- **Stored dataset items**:

== == ==

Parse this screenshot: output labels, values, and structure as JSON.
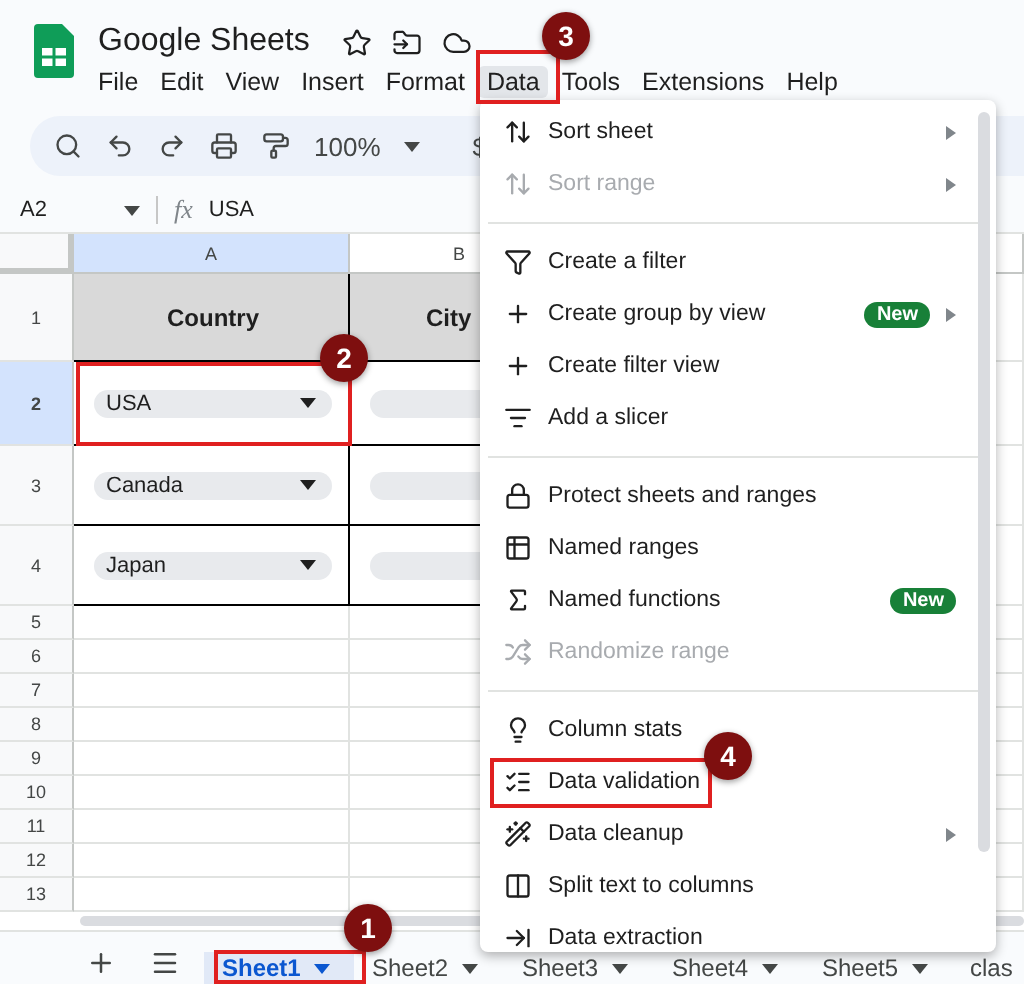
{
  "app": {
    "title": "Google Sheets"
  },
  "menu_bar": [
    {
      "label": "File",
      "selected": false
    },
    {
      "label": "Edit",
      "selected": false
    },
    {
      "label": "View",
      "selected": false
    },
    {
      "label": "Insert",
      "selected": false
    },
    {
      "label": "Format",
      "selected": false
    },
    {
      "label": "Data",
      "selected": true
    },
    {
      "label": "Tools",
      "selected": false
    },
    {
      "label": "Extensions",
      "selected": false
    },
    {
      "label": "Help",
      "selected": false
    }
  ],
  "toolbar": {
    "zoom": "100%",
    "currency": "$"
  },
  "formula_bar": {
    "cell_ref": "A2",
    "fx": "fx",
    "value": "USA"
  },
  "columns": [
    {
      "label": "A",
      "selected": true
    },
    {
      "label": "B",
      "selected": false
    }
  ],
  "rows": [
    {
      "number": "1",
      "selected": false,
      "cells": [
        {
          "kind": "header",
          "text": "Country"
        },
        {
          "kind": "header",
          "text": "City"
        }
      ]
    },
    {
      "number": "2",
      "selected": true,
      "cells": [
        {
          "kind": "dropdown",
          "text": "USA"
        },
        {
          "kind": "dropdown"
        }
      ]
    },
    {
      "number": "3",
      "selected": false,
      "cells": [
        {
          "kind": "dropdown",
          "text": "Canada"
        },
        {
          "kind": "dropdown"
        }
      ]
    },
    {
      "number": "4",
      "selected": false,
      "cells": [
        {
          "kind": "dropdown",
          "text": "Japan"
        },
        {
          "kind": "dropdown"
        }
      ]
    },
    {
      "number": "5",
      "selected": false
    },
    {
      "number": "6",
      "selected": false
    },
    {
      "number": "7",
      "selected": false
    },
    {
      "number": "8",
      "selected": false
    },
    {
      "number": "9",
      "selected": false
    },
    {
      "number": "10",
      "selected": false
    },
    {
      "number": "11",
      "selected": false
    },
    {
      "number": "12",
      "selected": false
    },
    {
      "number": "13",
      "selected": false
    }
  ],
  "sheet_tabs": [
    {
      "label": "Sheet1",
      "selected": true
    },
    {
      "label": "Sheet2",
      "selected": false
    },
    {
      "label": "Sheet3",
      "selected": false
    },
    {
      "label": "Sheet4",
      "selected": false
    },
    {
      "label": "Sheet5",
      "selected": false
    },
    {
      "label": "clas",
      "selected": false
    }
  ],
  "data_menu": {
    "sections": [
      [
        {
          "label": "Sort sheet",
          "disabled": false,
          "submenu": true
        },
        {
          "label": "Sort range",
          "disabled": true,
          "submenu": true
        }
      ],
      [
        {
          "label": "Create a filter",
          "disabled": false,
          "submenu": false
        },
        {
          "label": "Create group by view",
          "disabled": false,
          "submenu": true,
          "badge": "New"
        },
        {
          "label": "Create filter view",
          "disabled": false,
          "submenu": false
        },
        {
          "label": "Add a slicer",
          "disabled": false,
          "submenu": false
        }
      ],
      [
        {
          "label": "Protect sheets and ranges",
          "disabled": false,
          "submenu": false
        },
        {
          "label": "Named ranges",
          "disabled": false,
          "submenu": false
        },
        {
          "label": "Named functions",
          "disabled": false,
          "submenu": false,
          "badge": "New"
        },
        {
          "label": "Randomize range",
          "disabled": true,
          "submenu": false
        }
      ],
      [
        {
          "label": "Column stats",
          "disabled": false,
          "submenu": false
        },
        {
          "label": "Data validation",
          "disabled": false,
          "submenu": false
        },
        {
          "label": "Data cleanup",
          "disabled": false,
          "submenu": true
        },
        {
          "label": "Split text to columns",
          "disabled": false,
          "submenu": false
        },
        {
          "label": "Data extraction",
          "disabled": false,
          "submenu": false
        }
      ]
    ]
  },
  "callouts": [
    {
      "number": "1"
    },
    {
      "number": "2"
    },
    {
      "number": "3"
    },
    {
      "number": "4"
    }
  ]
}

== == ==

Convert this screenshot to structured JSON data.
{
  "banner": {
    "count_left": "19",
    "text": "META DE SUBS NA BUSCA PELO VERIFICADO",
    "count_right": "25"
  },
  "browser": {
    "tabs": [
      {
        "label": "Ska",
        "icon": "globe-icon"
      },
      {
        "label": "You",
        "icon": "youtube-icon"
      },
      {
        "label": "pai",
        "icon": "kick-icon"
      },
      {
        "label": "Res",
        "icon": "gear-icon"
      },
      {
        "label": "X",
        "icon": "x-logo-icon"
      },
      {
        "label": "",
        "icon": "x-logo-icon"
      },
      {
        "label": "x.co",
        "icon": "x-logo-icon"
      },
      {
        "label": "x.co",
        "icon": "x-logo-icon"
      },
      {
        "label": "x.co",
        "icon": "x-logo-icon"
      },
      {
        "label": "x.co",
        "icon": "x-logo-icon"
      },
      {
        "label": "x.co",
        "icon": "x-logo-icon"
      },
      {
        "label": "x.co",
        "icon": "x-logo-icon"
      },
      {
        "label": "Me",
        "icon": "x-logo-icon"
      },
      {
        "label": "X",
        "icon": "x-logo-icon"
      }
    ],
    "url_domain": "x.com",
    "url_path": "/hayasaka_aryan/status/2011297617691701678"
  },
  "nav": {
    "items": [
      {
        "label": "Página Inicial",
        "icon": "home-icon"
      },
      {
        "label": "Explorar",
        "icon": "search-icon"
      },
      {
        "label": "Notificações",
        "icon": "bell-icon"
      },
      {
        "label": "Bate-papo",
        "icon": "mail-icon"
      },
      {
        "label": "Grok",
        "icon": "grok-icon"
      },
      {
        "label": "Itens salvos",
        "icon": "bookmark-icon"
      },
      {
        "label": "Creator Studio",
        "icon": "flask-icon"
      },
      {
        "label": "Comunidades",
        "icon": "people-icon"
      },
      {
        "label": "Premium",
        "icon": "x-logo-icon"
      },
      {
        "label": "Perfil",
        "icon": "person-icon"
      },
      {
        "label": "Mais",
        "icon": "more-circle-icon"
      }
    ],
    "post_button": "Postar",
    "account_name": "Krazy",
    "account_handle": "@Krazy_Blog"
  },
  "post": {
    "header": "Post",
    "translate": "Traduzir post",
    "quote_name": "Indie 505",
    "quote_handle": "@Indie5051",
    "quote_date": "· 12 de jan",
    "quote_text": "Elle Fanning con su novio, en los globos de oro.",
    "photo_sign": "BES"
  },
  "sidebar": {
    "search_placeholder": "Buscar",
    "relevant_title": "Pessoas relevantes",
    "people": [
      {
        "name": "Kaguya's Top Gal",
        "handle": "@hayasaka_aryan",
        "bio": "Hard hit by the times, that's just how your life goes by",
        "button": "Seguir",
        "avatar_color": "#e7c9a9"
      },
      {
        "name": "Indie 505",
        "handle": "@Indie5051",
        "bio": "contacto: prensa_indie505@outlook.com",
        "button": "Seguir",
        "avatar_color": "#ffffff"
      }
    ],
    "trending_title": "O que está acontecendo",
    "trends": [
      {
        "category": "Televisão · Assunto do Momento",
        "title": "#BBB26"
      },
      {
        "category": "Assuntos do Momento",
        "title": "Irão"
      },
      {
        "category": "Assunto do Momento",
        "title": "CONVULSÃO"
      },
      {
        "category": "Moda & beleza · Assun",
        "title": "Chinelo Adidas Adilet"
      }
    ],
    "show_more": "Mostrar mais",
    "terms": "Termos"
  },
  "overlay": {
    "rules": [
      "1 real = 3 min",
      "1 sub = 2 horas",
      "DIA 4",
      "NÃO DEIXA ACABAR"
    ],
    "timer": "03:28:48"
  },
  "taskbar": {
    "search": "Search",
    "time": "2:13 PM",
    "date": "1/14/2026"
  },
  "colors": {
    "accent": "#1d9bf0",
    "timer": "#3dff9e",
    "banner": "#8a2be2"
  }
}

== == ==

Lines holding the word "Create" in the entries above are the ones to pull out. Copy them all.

          "label": "Create a filter",
          "label": "Create group by view",
          "label": "Create filter view",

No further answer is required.